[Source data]
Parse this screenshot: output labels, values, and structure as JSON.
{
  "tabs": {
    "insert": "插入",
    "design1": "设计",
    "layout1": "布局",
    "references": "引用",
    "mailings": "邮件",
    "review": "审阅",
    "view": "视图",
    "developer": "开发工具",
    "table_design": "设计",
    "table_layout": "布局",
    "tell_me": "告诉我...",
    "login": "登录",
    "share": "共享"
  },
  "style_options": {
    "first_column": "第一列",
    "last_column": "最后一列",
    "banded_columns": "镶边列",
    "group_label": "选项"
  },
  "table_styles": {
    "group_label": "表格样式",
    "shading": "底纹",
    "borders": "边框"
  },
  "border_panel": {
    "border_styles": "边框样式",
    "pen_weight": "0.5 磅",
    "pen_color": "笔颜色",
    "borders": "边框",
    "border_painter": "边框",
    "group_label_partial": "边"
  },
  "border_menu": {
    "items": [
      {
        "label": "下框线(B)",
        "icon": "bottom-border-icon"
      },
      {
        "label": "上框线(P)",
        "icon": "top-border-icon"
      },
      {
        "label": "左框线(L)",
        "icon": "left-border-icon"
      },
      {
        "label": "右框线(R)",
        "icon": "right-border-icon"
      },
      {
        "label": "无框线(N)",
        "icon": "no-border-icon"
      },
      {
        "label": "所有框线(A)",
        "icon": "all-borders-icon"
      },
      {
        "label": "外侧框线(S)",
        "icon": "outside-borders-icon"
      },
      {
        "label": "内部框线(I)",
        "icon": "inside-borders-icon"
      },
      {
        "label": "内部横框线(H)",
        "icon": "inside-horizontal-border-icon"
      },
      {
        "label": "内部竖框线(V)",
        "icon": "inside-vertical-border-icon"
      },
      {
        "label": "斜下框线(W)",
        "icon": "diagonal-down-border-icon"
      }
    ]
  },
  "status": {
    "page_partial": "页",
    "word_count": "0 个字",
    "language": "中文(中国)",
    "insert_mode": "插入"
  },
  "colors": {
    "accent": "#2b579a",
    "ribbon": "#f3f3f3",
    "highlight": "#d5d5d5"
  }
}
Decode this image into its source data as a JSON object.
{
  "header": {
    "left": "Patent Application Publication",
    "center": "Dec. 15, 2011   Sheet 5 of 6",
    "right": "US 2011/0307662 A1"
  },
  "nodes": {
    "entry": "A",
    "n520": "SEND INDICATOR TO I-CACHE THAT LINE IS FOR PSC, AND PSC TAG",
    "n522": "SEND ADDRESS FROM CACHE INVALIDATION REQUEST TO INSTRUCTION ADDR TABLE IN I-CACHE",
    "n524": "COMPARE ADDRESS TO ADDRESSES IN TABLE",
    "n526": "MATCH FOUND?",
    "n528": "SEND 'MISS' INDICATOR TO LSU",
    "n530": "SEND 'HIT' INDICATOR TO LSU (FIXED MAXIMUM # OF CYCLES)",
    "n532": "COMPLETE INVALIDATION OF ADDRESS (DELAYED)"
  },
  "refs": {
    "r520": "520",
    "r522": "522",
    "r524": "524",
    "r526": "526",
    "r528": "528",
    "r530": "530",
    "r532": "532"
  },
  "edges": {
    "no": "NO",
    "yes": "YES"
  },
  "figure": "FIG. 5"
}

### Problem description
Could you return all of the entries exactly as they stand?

### Solution to this task
Parse this screenshot: output labels, values, and structure as JSON.
{
  "tabs": {
    "insert": "插入",
    "design1": "设计",
    "layout1": "布局",
    "references": "引用",
    "mailings": "邮件",
    "review": "审阅",
    "view": "视图",
    "developer": "开发工具",
    "table_design": "设计",
    "table_layout": "布局",
    "tell_me": "告诉我...",
    "login": "登录",
    "share": "共享"
  },
  "style_options": {
    "first_column": "第一列",
    "last_column": "最后一列",
    "banded_columns": "镶边列",
    "group_label": "选项"
  },
  "table_styles": {
    "group_label": "表格样式",
    "shading": "底纹",
    "borders": "边框"
  },
  "border_panel": {
    "border_styles": "边框样式",
    "pen_weight": "0.5 磅",
    "pen_color": "笔颜色",
    "borders": "边框",
    "border_painter": "边框",
    "group_label_partial": "边"
  },
  "border_menu": {
    "items": [
      {
        "label": "下框线(B)",
        "icon": "bottom-border-icon"
      },
      {
        "label": "上框线(P)",
        "icon": "top-border-icon"
      },
      {
        "label": "左框线(L)",
        "icon": "left-border-icon"
      },
      {
        "label": "右框线(R)",
        "icon": "right-border-icon"
      },
      {
        "label": "无框线(N)",
        "icon": "no-border-icon"
      },
      {
        "label": "所有框线(A)",
        "icon": "all-borders-icon"
      },
      {
        "label": "外侧框线(S)",
        "icon": "outside-borders-icon"
      },
      {
        "label": "内部框线(I)",
        "icon": "inside-borders-icon"
      },
      {
        "label": "内部横框线(H)",
        "icon": "inside-horizontal-border-icon"
      },
      {
        "label": "内部竖框线(V)",
        "icon": "inside-vertical-border-icon"
      },
      {
        "label": "斜下框线(W)",
        "icon": "diagonal-down-border-icon"
      }
    ]
  },
  "status": {
    "page_partial": "页",
    "word_count": "0 个字",
    "language": "中文(中国)",
    "insert_mode": "插入"
  },
  "colors": {
    "accent": "#2b579a",
    "ribbon": "#f3f3f3",
    "highlight": "#d5d5d5"
  }
}
Decode this image into its source data as a JSON object.
{
  "header": {
    "left": "Patent Application Publication",
    "center": "Dec. 15, 2011   Sheet 5 of 6",
    "right": "US 2011/0307662 A1"
  },
  "nodes": {
    "entry": "A",
    "n520": "SEND INDICATOR TO I-CACHE THAT LINE IS FOR PSC, AND PSC TAG",
    "n522": "SEND ADDRESS FROM CACHE INVALIDATION REQUEST TO INSTRUCTION ADDR TABLE IN I-CACHE",
    "n524": "COMPARE ADDRESS TO ADDRESSES IN TABLE",
    "n526": "MATCH FOUND?",
    "n528": "SEND 'MISS' INDICATOR TO LSU",
    "n530": "SEND 'HIT' INDICATOR TO LSU (FIXED MAXIMUM # OF CYCLES)",
    "n532": "COMPLETE INVALIDATION OF ADDRESS (DELAYED)"
  },
  "refs": {
    "r520": "520",
    "r522": "522",
    "r524": "524",
    "r526": "526",
    "r528": "528",
    "r530": "530",
    "r532": "532"
  },
  "edges": {
    "no": "NO",
    "yes": "YES"
  },
  "figure": "FIG. 5"
}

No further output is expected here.